Making use of relevant prior information can reduce sample sizes (or shorten trial lengths) required to meet objectives and so reduce overall development costs. But there are advantages beyond the costs. Use of data as they are collected (either through interim analyses or continual reassessment methods) allows the trial design to be adapted to improve design efficiency. For example, ineffective treatment arms could be dropped; further treatment arms could be introduced; the trial could be stopped early (due to established futility /efficacy); or randomisation to treatment could be altered to favour the more effective treatment. Such adaptations are attractive to both researchers and patients, by making more efficient use of patient resource and potentially treating patients more effectively. And again, more efficient use of data can lead to lower overall costs. In general, adaptive trial designs are easier to implement within the Bayesian framework.
Due to the expensive nature of clinical trials, more and more pharmaceutical companies are becoming interested in Bayesian methods; and with on-going algorithmic development and improved computational speeds, these methods are becoming increasingly accessible and accepted. In addition, Bayesian methods have particular advantages in rare disease scenarios where traditional sample sizes can be difficult – if not impossible - to achieve. The standard frequentist methodology of hypothesis testing in a clinical trial may not always be the best approach and Bayesian methods allow alternative approaches to be considered.
At Quanticate our statistical consultants are experienced in clinical study designs and have delivered multiple trial analyses using Bayesian methods. We can provide expert advice on Bayesian adaptive designs with an approach that typically includes:

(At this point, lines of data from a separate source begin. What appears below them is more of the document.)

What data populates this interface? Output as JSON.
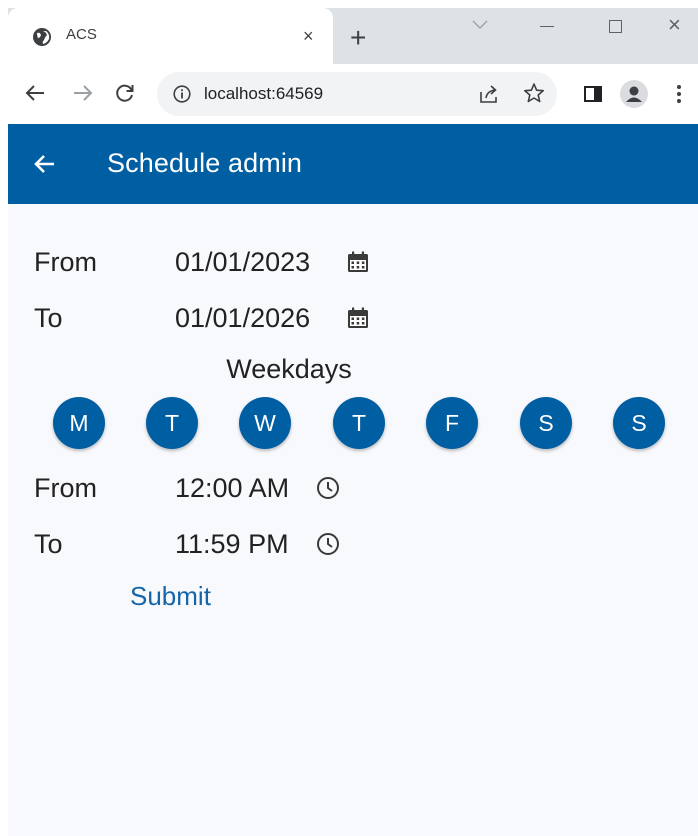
{
  "browser": {
    "tab_title": "ACS",
    "tab_close": "×",
    "new_tab": "+",
    "window_close": "×",
    "url": "localhost:64569"
  },
  "app": {
    "title": "Schedule admin",
    "date_from": {
      "label": "From",
      "value": "01/01/2023",
      "icon": "calendar-icon"
    },
    "date_to": {
      "label": "To",
      "value": "01/01/2026",
      "icon": "calendar-icon"
    },
    "weekdays": {
      "title": "Weekdays",
      "days": [
        "M",
        "T",
        "W",
        "T",
        "F",
        "S",
        "S"
      ]
    },
    "time_from": {
      "label": "From",
      "value": "12:00 AM",
      "icon": "clock-icon"
    },
    "time_to": {
      "label": "To",
      "value": "11:59 PM",
      "icon": "clock-icon"
    },
    "submit_label": "Submit"
  },
  "colors": {
    "primary": "#005ea3",
    "link": "#1565a8",
    "background": "#f8f9fc"
  }
}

If you are planning a Phase II study, you may find this 8-page article useful as it looks at how the Bayesian framework provides solutions for clinical development teams.
This second article expands on how the Bayesian framework is highly appropriate for planning and executing interim analyses in your clinical trial study design.